### YOUR TASK
Filtering the records below, copy only those lines that include the word "name".

Start of DATA

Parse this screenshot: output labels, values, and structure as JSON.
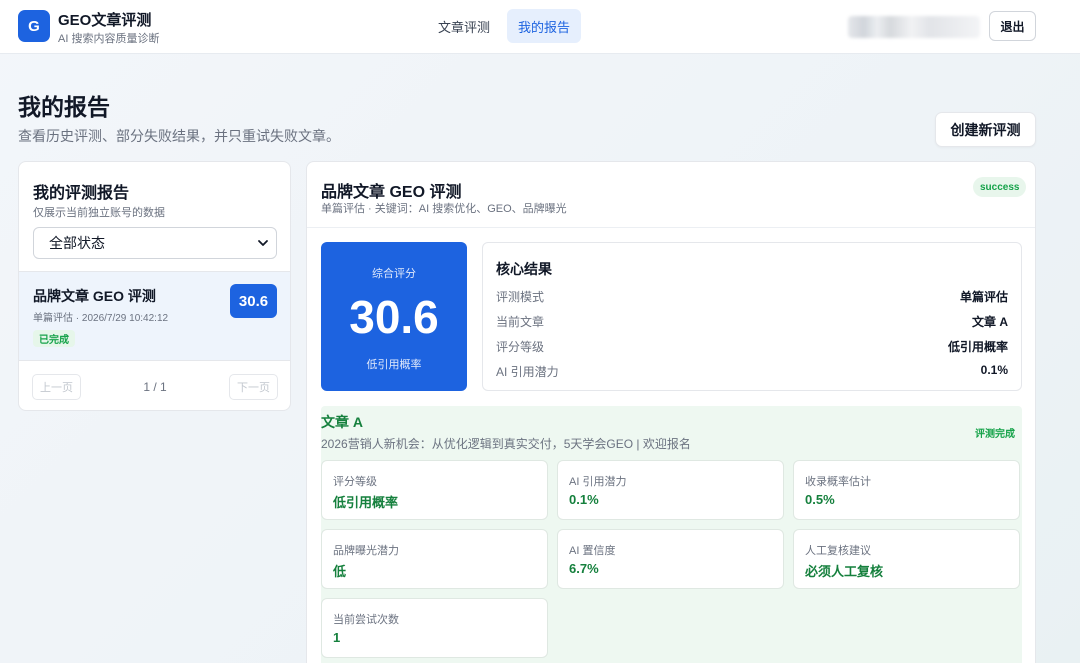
{
  "brand": {
    "logo_letter": "G",
    "title": "GEO文章评测",
    "subtitle": "AI 搜索内容质量诊断"
  },
  "nav": {
    "tabs": [
      {
        "label": "文章评测",
        "active": false
      },
      {
        "label": "我的报告",
        "active": true
      }
    ],
    "logout_label": "退出"
  },
  "page": {
    "title": "我的报告",
    "subtitle": "查看历史评测、部分失败结果，并只重试失败文章。",
    "create_button": "创建新评测"
  },
  "reports_panel": {
    "title": "我的评测报告",
    "subtitle": "仅展示当前独立账号的数据",
    "status_filter": "全部状态",
    "items": [
      {
        "title": "品牌文章 GEO 评测",
        "meta": "单篇评估 · 2026/7/29 10:42:12",
        "status": "已完成",
        "score": "30.6"
      }
    ],
    "pagination": {
      "prev": "上一页",
      "info": "1 / 1",
      "next": "下一页"
    }
  },
  "detail": {
    "title": "品牌文章 GEO 评测",
    "subtitle": "单篇评估 · 关键词：AI 搜索优化、GEO、品牌曝光",
    "status": "success",
    "score_card": {
      "label": "综合评分",
      "value": "30.6",
      "grade": "低引用概率"
    },
    "core": {
      "title": "核心结果",
      "rows": [
        {
          "label": "评测模式",
          "value": "单篇评估"
        },
        {
          "label": "当前文章",
          "value": "文章 A"
        },
        {
          "label": "评分等级",
          "value": "低引用概率"
        },
        {
          "label": "AI 引用潜力",
          "value": "0.1%"
        }
      ]
    },
    "article": {
      "title": "文章 A",
      "subtitle": "2026营销人新机会：从优化逻辑到真实交付，5天学会GEO | 欢迎报名",
      "status": "评测完成",
      "metrics": [
        {
          "label": "评分等级",
          "value": "低引用概率"
        },
        {
          "label": "AI 引用潜力",
          "value": "0.1%"
        },
        {
          "label": "收录概率估计",
          "value": "0.5%"
        },
        {
          "label": "品牌曝光潜力",
          "value": "低"
        },
        {
          "label": "AI 置信度",
          "value": "6.7%"
        },
        {
          "label": "人工复核建议",
          "value": "必须人工复核"
        },
        {
          "label": "当前尝试次数",
          "value": "1"
        }
      ]
    }
  },
  "colors": {
    "accent": "#1d63e0",
    "success": "#16a34a",
    "success_bg": "#eef8f1"
  }
}
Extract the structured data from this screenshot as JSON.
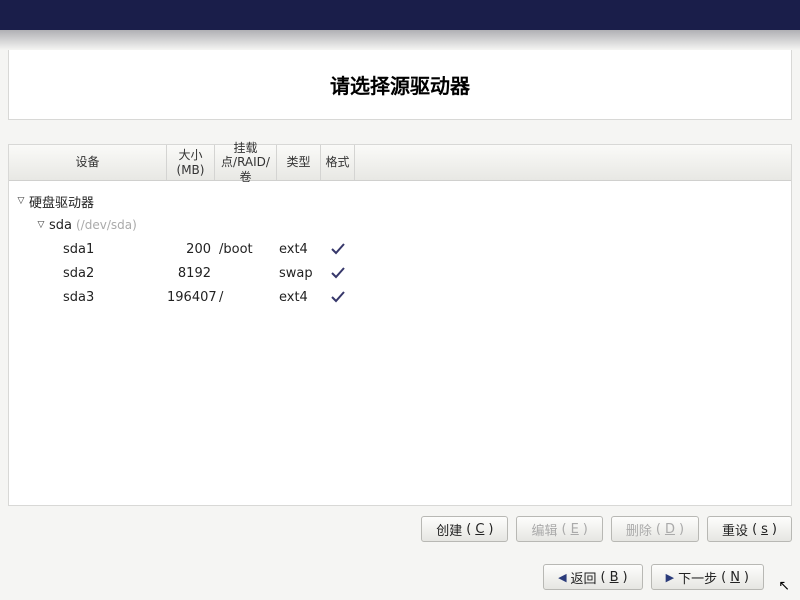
{
  "title": "请选择源驱动器",
  "columns": {
    "device": "设备",
    "size": "大小(MB)",
    "mount": "挂载点/RAID/卷",
    "type": "类型",
    "format": "格式"
  },
  "tree": {
    "root_label": "硬盘驱动器",
    "disk": {
      "name": "sda",
      "path": "(/dev/sda)"
    },
    "partitions": [
      {
        "name": "sda1",
        "size": "200",
        "mount": "/boot",
        "type": "ext4",
        "format": true
      },
      {
        "name": "sda2",
        "size": "8192",
        "mount": "",
        "type": "swap",
        "format": true
      },
      {
        "name": "sda3",
        "size": "196407",
        "mount": "/",
        "type": "ext4",
        "format": true
      }
    ]
  },
  "buttons": {
    "create": {
      "label": "创建",
      "mn": "C"
    },
    "edit": {
      "label": "编辑",
      "mn": "E"
    },
    "delete": {
      "label": "删除 ",
      "mn": "D"
    },
    "reset": {
      "label": "重设",
      "mn": "s"
    },
    "back": {
      "label": "返回 ",
      "mn": "B"
    },
    "next": {
      "label": "下一步 ",
      "mn": "N"
    }
  }
}
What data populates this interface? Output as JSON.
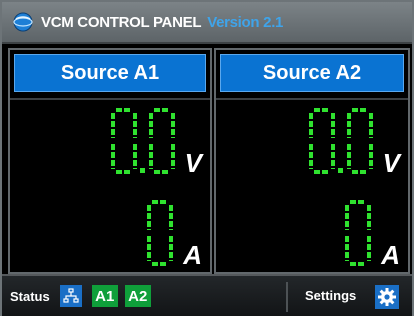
{
  "window": {
    "title": "VCM CONTROL PANEL",
    "version": "Version 2.1",
    "logo_icon": "globe-icon"
  },
  "colors": {
    "digit_on": "#2fe22f",
    "header_blue": "#0a73d2",
    "badge_green": "#0f9f3a",
    "version_blue": "#3fa4ea"
  },
  "channels": [
    {
      "name": "Source A1",
      "voltage": "0.0",
      "voltage_unit": "V",
      "current": "0",
      "current_unit": "A"
    },
    {
      "name": "Source A2",
      "voltage": "0.0",
      "voltage_unit": "V",
      "current": "0",
      "current_unit": "A"
    }
  ],
  "statusbar": {
    "status_label": "Status",
    "network_icon": "network-icon",
    "badges": [
      "A1",
      "A2"
    ],
    "settings_label": "Settings",
    "settings_icon": "gear-icon"
  }
}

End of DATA

### SOLUTION BELOW
      "name": "sda",
        "name": "sda1",
        "name": "sda2",
        "name": "sda3",
      "name": "Source A1",
      "name": "Source A2",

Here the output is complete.